With GPUs getting more and more powerful and 4K monitors becoming available for consumer purchase we thought we’d use AMD’s R9 290X launch as a spring-board to look at the 4K Gaming performance of AMD and Nvidia’s top 2 single GPU graphics cards. Of course since writing this article Nvidia have revealed their intentions to release a GTX 780 Ti graphics card which is worth considering when looking at these benchmarks. AMD are also expected to reveal an R9 290 graphics card at some stage this year too. So this is by no means a comprehensive or complete look at 4K performance on high end AMD and Nvidia GPUs, but we think it is an interesting place to start.
Firstly let’s recap the graphics cards we’re using, all four are pictured above and they are:
Next we’ve managed to get a hold of a 4K monitor for this testing as AMD were kind enough to provide us with the Sharp PN-K321 4K monitor.
The Sharp PN-K321 uses a 32 inch IGZO panel providing a resolution of 3840 x 2160. Being a first generation 4K panel it uses two 1920 x 2160 displays stitched together with an advanced display controller chip. The 4K monitor is able to stream 4K at up to 60Hz which is best done through DisplayPort.
We’ve used the usual selection of games that we’d normally do in our graphics card reviews so we’ve got a selection of 7 games and one synthetic benchmark to show you: Alien vs Predator, Bioshock Infinite, Hitman Absolution, Sleeping Dogs, Unigine Heaven 4, Tomb Raider, Dirt Showdown and Metro Last Light. Without any further ado let’s see exactly how these AMD and Nvidia GPUs got on at some 4K gaming.
According to Sweclockers the GTX 780 Ti will be priced at the same level as the GTX 780 currently is in order to compete more effectively with the AMD R9 290X. Apparently the GTX 780 Ti will cost $649 to compete with the AMD R9 290X which is expected to be priced in that same region. The GTX 780 will then be cut down from $649, probably to somewhere in the region of $550-600, to allow it to compete with the AMD R9 290 which will be priced a bit lower than the R9 290X.

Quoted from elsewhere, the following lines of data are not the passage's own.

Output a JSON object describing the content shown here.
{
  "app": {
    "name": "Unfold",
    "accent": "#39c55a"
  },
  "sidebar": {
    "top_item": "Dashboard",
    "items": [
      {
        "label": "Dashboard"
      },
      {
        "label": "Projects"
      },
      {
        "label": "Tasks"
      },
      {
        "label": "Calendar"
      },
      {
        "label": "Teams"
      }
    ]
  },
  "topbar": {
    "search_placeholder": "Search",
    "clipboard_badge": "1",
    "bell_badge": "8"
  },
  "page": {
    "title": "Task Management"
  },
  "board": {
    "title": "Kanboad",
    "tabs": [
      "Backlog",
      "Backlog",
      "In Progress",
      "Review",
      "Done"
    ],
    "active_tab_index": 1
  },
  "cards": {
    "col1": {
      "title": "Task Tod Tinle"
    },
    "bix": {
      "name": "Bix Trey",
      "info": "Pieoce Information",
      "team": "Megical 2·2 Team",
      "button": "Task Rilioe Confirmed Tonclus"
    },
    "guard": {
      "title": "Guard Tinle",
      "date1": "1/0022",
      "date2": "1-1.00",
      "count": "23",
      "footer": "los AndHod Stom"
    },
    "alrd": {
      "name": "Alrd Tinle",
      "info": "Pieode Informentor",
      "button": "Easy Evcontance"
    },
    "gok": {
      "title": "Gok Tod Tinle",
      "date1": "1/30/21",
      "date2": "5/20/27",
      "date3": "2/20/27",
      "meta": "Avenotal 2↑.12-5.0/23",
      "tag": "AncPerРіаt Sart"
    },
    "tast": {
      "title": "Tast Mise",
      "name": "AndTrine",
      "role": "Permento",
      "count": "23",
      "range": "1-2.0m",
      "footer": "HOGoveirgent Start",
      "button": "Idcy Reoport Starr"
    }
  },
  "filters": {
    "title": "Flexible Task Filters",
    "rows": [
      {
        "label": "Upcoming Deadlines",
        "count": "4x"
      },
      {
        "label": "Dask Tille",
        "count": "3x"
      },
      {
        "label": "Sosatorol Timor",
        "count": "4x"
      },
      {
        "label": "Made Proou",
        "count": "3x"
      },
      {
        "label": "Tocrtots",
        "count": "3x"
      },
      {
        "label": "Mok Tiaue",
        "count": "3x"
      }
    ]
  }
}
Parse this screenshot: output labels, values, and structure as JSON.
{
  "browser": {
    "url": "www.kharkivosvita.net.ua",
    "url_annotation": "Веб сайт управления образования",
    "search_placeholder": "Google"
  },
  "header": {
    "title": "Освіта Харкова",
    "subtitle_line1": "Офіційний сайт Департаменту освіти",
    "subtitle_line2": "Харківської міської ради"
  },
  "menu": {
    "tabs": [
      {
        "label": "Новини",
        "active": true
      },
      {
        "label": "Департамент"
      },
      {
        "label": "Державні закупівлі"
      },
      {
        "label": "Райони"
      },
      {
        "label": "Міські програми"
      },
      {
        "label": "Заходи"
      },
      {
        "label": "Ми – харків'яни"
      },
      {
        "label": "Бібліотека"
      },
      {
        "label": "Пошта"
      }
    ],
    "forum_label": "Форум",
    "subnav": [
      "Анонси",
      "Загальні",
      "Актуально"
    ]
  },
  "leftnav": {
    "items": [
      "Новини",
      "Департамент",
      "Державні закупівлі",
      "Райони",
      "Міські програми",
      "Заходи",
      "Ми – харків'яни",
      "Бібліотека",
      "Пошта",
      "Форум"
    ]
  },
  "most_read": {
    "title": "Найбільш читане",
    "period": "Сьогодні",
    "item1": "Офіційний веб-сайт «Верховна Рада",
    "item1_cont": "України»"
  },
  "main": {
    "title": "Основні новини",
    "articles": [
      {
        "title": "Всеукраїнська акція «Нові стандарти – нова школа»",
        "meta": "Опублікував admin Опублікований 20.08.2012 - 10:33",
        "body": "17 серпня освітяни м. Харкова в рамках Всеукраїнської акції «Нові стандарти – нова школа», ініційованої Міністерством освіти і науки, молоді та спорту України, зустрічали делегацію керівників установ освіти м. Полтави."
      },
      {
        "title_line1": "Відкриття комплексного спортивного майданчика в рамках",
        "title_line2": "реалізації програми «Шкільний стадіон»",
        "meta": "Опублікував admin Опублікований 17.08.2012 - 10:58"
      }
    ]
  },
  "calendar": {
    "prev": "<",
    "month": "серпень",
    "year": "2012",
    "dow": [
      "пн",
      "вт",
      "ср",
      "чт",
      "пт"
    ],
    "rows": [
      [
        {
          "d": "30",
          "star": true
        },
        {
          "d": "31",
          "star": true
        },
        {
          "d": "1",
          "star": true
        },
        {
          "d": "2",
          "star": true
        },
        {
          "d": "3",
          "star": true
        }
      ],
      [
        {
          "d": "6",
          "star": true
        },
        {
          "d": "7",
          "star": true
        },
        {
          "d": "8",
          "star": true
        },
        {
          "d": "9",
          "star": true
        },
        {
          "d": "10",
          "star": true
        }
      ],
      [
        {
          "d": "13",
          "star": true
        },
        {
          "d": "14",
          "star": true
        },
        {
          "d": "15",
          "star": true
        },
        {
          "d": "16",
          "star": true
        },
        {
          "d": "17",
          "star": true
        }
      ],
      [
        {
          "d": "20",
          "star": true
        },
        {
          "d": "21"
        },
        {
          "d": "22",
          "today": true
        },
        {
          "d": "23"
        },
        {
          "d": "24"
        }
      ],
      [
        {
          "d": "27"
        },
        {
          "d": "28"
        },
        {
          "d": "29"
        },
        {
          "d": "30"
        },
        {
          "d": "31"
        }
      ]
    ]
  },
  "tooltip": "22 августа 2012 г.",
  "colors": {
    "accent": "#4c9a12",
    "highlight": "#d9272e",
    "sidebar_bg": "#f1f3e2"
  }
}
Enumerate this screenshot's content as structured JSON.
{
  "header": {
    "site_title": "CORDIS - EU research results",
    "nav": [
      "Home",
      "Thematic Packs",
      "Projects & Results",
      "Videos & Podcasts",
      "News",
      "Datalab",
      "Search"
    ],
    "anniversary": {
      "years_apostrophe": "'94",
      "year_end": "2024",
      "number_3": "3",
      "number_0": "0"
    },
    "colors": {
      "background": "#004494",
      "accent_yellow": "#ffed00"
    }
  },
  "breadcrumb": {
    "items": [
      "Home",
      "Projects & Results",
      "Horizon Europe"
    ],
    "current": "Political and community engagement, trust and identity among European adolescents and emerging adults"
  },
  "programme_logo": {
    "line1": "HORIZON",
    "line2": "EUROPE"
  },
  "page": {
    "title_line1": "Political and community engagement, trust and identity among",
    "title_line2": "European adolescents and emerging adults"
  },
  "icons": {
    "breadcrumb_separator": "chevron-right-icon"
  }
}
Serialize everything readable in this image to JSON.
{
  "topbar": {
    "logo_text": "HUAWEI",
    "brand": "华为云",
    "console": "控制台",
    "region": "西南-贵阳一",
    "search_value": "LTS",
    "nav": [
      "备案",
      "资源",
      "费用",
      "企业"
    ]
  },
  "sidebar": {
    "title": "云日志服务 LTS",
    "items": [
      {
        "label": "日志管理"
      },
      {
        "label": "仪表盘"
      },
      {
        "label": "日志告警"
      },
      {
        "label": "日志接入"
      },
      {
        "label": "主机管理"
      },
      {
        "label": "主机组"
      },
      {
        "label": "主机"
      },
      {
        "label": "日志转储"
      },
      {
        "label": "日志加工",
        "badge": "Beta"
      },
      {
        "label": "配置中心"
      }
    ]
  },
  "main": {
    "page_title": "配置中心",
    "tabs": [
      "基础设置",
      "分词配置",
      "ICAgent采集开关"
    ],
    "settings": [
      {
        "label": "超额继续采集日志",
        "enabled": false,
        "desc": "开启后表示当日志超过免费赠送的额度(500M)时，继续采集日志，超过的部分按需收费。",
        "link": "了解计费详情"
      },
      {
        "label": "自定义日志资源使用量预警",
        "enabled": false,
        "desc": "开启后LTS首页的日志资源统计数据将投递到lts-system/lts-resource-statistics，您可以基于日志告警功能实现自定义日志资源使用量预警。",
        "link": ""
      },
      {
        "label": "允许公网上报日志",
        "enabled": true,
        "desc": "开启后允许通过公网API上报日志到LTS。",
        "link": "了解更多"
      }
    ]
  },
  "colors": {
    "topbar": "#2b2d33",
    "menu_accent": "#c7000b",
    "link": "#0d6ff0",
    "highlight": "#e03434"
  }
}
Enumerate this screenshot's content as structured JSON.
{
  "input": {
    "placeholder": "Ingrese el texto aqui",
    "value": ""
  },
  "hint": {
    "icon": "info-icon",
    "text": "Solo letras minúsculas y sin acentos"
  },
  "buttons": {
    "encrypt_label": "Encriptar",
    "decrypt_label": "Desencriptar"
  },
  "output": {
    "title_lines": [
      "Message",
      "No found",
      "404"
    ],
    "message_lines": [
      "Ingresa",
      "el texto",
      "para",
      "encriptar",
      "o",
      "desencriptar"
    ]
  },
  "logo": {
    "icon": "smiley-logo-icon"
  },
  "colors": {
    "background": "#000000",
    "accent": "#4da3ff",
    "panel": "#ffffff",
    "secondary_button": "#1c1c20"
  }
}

Of course no one really knows what AMD’s pricing strategy for the R9 290X and R9 290 is yet and Nvidia cannot respond with price cuts until it knows. If AMD opts for $649 for the R9 290X like widely speculated then the R9 290 will likely be $100 cheaper than the R9 290X, mirroring how AMD spaced the HD 7970 and HD 7950 out by $100 on launch in 2011, meaning $649 and $549 respectively. This would mean Nvidia’s $649 GTX 780Ti would compete with the R9 290X and the GTX 780 would compete with the R9 290.
Ultimately, we won’t know for sure until the R9 290X and R9 290 graphics cards are released. When Nvidia announce price cuts we’ll bring you the news as soon as possible so stay tuned for that.
VideoCardz.com claims to have scored the embargo lift dates of the AMD Radeon R9 290 and R9 290X graphics cards. According to a forum post, which they sourced from Cardpu, AMD employee “Chris Li” has stated the NDA lift dates are as pictured above. If these rumoured dates are accurate we should then see the AMD R9 290 series graphics cards launch on those dates, with the R9 290X coming first. VideoCardz.com also claimed that their own source verified the launch date of the R9 290X as correct. Of course we cannot confirm or deny the launch dates as we simply do not know but if VideoCardz.com are to be believed then we will see the Radeon R9 290X and R9 290 very soon. The wait is almost over for AMD GPU fans.